Between 2004 and 2007, all received neoadjuvant chemotherapy with trastuzumab—12 cycles of weekly paclitaxel with concurrent trastuzumab followed by 4 cycles of fluorouracil, epirubicin, and cyclophosphamide (FEC) with concurrent trastuzumab.
At the time of surgery, 50% of patients were found to have a pCR (absence of any remaining invasive disease in the breast or axilla), Dr. Mittendorf reported. With 10-month follow-up, the recurrence rate was about three times higher among women who did not have a pCR, compared with their counterparts who did (11.3% vs 2.8%).
In the group that did not achieve a pCR, 23 patients had sufficient residual disease after neoadjuvant therapy for HER2 testing by FISH. Seven (30%) of these tumors were no longer HER2-positive. “We were also able to reanalyze their pretreatment biopsy tissue to confirm again using FISH that they were HER2-amplified to begin with,” she noted.

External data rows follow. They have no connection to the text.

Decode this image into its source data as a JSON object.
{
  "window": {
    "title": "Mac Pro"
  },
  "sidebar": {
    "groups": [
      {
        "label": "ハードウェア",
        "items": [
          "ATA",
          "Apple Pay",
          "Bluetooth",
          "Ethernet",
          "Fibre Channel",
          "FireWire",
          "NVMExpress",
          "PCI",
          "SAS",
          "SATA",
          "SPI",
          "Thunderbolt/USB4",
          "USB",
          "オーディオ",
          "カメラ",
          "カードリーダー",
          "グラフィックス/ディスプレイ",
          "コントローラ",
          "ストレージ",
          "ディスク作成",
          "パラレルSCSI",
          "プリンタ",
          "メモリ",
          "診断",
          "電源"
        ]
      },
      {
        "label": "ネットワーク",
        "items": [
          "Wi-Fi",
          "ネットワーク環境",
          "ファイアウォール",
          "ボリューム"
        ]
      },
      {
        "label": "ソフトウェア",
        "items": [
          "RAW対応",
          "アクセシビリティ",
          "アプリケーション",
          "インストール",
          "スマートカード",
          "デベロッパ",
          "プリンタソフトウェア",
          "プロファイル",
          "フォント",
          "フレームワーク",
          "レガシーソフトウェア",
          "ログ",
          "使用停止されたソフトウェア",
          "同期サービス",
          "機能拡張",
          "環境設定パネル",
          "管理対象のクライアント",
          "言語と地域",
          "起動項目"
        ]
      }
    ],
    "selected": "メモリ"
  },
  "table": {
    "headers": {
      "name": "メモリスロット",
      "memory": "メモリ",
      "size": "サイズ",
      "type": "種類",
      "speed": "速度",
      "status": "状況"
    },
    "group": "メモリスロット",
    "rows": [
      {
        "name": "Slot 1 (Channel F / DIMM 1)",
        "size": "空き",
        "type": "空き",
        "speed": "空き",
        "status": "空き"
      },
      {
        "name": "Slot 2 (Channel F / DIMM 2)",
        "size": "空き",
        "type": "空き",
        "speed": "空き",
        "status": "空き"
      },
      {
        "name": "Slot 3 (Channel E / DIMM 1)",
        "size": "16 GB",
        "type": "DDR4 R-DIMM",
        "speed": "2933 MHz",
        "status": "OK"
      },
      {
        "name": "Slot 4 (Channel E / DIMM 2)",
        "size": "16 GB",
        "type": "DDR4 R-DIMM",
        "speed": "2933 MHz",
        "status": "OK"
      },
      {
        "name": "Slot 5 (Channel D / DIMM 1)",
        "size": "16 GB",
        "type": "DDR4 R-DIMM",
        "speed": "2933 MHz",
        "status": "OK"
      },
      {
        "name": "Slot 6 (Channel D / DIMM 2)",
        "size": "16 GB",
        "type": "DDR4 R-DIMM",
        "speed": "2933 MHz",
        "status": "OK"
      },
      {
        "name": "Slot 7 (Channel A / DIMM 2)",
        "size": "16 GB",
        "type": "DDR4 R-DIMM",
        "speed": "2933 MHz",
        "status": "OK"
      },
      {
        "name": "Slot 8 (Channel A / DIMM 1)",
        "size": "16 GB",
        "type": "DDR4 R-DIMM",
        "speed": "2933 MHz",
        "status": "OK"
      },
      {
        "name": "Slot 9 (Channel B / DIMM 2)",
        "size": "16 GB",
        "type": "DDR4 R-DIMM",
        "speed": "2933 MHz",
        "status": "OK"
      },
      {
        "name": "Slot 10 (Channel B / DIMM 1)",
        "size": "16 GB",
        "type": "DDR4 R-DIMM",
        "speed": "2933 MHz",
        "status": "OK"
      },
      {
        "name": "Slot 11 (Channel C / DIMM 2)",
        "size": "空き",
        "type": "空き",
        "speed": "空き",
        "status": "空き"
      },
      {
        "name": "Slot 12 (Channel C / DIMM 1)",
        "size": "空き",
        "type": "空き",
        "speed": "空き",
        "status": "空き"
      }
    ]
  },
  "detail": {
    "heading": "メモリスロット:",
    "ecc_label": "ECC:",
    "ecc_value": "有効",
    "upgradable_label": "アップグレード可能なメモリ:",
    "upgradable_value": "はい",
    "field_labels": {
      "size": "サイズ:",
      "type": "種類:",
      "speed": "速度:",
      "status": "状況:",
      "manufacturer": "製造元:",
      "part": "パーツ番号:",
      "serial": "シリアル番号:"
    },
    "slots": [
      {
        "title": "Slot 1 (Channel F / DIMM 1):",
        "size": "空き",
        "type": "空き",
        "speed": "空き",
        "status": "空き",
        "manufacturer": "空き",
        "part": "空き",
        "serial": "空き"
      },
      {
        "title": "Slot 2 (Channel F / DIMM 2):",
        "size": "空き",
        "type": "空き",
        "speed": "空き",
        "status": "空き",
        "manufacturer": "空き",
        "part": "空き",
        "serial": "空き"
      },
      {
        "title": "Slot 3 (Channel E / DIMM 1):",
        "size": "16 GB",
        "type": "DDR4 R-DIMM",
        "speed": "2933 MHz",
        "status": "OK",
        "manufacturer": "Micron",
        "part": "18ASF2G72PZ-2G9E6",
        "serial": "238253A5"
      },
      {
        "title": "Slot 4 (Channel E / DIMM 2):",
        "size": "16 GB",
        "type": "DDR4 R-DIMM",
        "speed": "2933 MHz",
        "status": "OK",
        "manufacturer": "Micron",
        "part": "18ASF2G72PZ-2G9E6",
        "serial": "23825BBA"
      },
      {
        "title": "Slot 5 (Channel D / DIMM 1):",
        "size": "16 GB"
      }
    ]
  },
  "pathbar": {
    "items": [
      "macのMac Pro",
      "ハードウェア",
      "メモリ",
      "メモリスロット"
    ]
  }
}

Dr. Mittendorf proposed two possible explanations for the observed conversions from HER2-positive to HER2-negative status.
“This could represent a treatment effect in that we have selected out the HER2-negative clones: The HER2-positive clones have been treated, and the HER2-negative ones persist,” she said.
Alternatively, she said, “we are hypothesizing that it could represent a possible mechanism of resistance to trastuzumab therapy, and this is something that would require further study in the laboratory.” She noted that re-examination of the tissue has suggested that tumor heterogeneity for HER2 appears to be minimal in the tumors studied, supporting the latter hypothesis. The investigators are now evaluating the tumors for molecular markers that have been implicated in trastuzumab resistance.
Dr. Mittendorf pointed out that retesting tissue after a suboptimal response to neoadjuvant therapy could help guide treatment decisions.
“We believe that consideration should be given to reassessing HER2 status in the residual tumor of patients who do not achieve a pathologic complete response,” she said.
This could identify those patients “who could be enrolled in a clinical trial to further investigate the most appropriate adjuvant therapy in this population.”
Eric Winer, MD, of Harvard Medical School said that it is important to understand mechanisms of resistance in breast cancers in order to develop more effective drugs.
“In this way, cancer medicine is becoming a little bit more like infectious disease medicine, where we know that bacteria become resistant to antibiotics and we develop the next antibiotic [to address that],” he said. “It’s a slightly different approach than we have taken before.”
The fact that the study from which the tissue was obtained began years ago highlights the value of collecting tissue in trials, Dr. Winer noted.
“This [new information] is an unexpected benefit of that initial study, being able to learn something about how HER2 status changes over time,” he said.